The pandemic was a hurricane of sudden, widespread chaos and devastation for small businesses and civic life. The toll from the emerging economic storm is still unpredictable. But the latest market data indicates that the current stability of small-cap commercial real estate leasing conditions may be at risk.
Here are the major takeaways from Boxwood’s analysis of a custom extract of Q3 CoStar leasing market data comprising office, industrial and retail properties under 50,000 sq. ft. and multifamily buildings between 5-40 units.
More specific leasing details on the small-cap office, industrial and retail sectors follow below.
Office – The national office vacancy rate ticked down 10 bps to 6.4%, within earshot of the record low of 6.1% and comfortably 120 bps below the 10-year average which may allay some fears that the sector was about to tank amid the self-sustaining WFH era. What is a bit surprising is the relative stability of small office building fundamentals, i.e., we hear a lot about how smaller office properties will suffer from tenant migrations to bigger, higher-amenity office locations. That has yet to show up in the national numbers. That said, office demand has weakened: Net positive absorption declined to only 3.9 million sq.ft., off 36.7% sequentially and a notable 71.9% YOY as the total number of newly signed leases (13,240) dropped to the lowest total in eight quarters.
Industrial – Vacancies for small industrial and flex buildings were unchanged at 2.9% for the third consecutive quarter, holding firm at its historically low point. Occupancy gains slowed to just 5.4 million sq. ft., down 12.1% from Q2 and a sizable 79.8% from 12 months earlier when nearly 27 million sq. ft. were absorbed. Importantly, the roughly 8,100 leases signed during Q3 were the lowest total in 15 years, reflecting in part the weaker demand for goods in the manufacturing sector and slowing business investment cited in the latest ISM Report.
Retail – The national retail vacancy rate for small retail and strip centers, and freestanding retail stores held steady at a record low of 3.6%. Demand remained in positive territory with 11.9 million sq. ft. of gains in net occupancy, but here, too, there was diminished tenant demand: Net absorption declined 10.7% sequentially and 53.4% YOY. Consumers boosted their spending in stores during August suggesting that some household resilience remains despite slowing wage growth, higher prices, and soaring interest rates.

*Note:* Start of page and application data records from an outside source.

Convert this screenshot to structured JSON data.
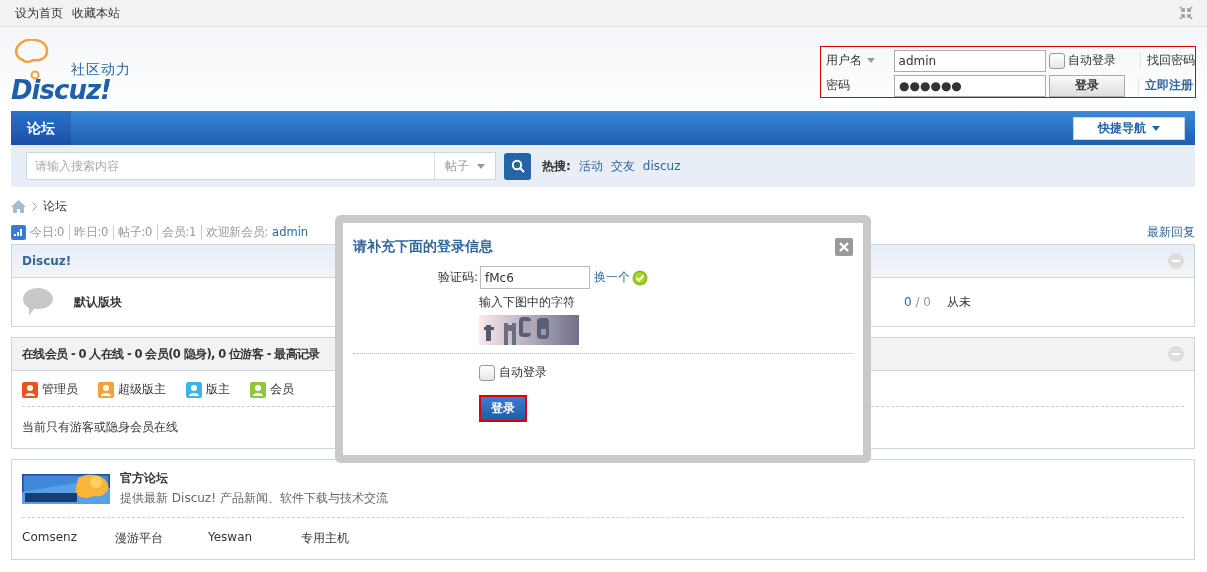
{
  "top_links": [
    "设为首页",
    "收藏本站"
  ],
  "logo": {
    "tagline": "社区动力",
    "name": "Discuz!"
  },
  "login": {
    "username_label": "用户名",
    "username": "admin",
    "password_label": "密码",
    "password": "●●●●●●",
    "auto_login": {
      "label": "自动登录",
      "checked": false
    },
    "button": "登录",
    "links": [
      "找回密码",
      "立即注册"
    ]
  },
  "nav": {
    "tabs": [
      {
        "label": "论坛",
        "selected": true
      }
    ],
    "quick_nav": "快捷导航"
  },
  "search": {
    "placeholder": "请输入搜索内容",
    "scope": "帖子",
    "hot_label": "热搜:",
    "hot": [
      "活动",
      "交友",
      "discuz"
    ]
  },
  "breadcrumb": [
    "论坛"
  ],
  "stats": [
    {
      "label": "今日:",
      "value": "0"
    },
    {
      "label": "昨日:",
      "value": "0"
    },
    {
      "label": "帖子:",
      "value": "0"
    },
    {
      "label": "会员:",
      "value": "1"
    }
  ],
  "new_member": {
    "label": "欢迎新会员:",
    "name": "admin"
  },
  "latest_reply": "最新回复",
  "category": {
    "title": "Discuz!",
    "forums": [
      {
        "name": "默认版块",
        "threads": "0",
        "posts": "/ 0",
        "last_post": "从未"
      }
    ]
  },
  "online": {
    "title": "在线会员 - 0 人在线 - 0 会员(0 隐身), 0 位游客 - 最高记录",
    "legend": [
      {
        "label": "管理员",
        "color": "#e8541c"
      },
      {
        "label": "超级版主",
        "color": "#f2a23a"
      },
      {
        "label": "版主",
        "color": "#3db4e8"
      },
      {
        "label": "会员",
        "color": "#8dc63f"
      }
    ],
    "note": "当前只有游客或隐身会员在线"
  },
  "links": {
    "site": {
      "title": "官方论坛",
      "desc": "提供最新 Discuz! 产品新闻、软件下载与技术交流"
    },
    "items": [
      "Comsenz",
      "漫游平台",
      "Yeswan",
      "专用主机"
    ]
  },
  "dialog": {
    "title": "请补充下面的登录信息",
    "captcha_label": "验证码:",
    "captcha_value": "fMc6",
    "refresh": "换一个",
    "valid": true,
    "hint": "输入下图中的字符",
    "auto_login": {
      "label": "自动登录",
      "checked": false
    },
    "submit": "登录"
  }
}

The continuing slowdown in across-the-board leasing velocity reflects mounting concerns among small businesses that economic conditions will get worse before they get better. The Federal Reserve appears hellbent on taming the inflation tiger, and the current regime of interest rate hikes has taken the air out of the proverbial balloon, has raised market risks, and may level potentially punishing effects on all commercial real estate market participants.